I have a problem with most college movies. We either get the nerds seeking revenge on the jocks or the jocks trying to get laid. Both position women as objects to be hunted as prizes and with the rates of sexual assault in American Colleges its perhaps something we shouldn’t be encouraging in light hearted comedies. Neighbours 2 subverted that trope in having a foul mouthed sorority, and Richard Linklater perhaps gives us a slightly different look at it again, albeit still with some lingering feelings of objectification.

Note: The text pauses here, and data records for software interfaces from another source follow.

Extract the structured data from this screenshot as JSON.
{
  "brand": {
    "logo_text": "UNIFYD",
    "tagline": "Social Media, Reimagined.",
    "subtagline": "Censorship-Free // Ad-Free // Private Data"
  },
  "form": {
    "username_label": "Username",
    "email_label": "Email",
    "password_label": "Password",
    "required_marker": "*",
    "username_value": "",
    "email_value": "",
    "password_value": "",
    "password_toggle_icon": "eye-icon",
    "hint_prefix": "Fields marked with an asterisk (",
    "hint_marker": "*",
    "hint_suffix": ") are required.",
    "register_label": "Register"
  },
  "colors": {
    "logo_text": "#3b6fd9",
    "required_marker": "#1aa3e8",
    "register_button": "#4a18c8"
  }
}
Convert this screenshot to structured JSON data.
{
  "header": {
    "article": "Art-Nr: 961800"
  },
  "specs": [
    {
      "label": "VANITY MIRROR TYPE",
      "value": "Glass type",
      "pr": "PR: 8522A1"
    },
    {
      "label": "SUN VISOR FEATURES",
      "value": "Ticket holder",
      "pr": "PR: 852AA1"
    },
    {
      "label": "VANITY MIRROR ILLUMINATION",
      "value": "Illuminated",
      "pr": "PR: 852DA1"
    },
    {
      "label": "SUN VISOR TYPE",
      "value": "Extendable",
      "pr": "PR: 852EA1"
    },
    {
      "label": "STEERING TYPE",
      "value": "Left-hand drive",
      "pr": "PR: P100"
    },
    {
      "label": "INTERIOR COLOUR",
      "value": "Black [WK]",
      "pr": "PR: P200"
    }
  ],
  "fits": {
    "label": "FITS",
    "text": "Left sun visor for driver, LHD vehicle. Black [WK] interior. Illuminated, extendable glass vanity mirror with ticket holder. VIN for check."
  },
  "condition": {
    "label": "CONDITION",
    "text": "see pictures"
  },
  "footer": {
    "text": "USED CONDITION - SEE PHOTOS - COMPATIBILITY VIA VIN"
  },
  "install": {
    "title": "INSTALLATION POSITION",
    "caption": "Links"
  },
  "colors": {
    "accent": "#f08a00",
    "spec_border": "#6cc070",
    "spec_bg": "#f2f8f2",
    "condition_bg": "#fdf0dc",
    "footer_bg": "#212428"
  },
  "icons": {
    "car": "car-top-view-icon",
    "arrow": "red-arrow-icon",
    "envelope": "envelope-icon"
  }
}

Everybody Wants Some follows a baseball team in 80’s Texas as they arrive for their first weekend before school and practice begins for the year. The team is comprised of new and old players and focuses on what happens when these men are taken away from their families and put together in a world where the only rules are that of the team. We are given the mandatory drinking and partying scenes as well as a central romance to tick all the genre boxes but where Everybody Wants Some differs is Linklaters ability to drill emotion into the journey.
By the end of the film, we are given a strong idea of the character of our protagonist Jake (Blake Jenner) as the moral centre, trying to fit in with the testosterone of the team but not giving away his more sensitive side. While the team camouflages itself to whichever look they think can help them get laid, Jake remains honest and demonstrates a clear interest in others rather than unsubtle pick up lines and quick tricks. We are given a clear distinction between good and bad that lets us take inspiration from one and find humour in the other.
The soundtrack is riotous, the costuming is impeccable and the production feels fluid and clear in its vision. This is the real potential of what all other college movies want to be. Without an evil dean, an enemy frat or a road trip, Everybody Wants Some gives us an honest look at the masculine experience that is carefully positioned between bravado and brains and is humorous and enjoyable without undermining itself with extreme objectification and cheap gross laughs.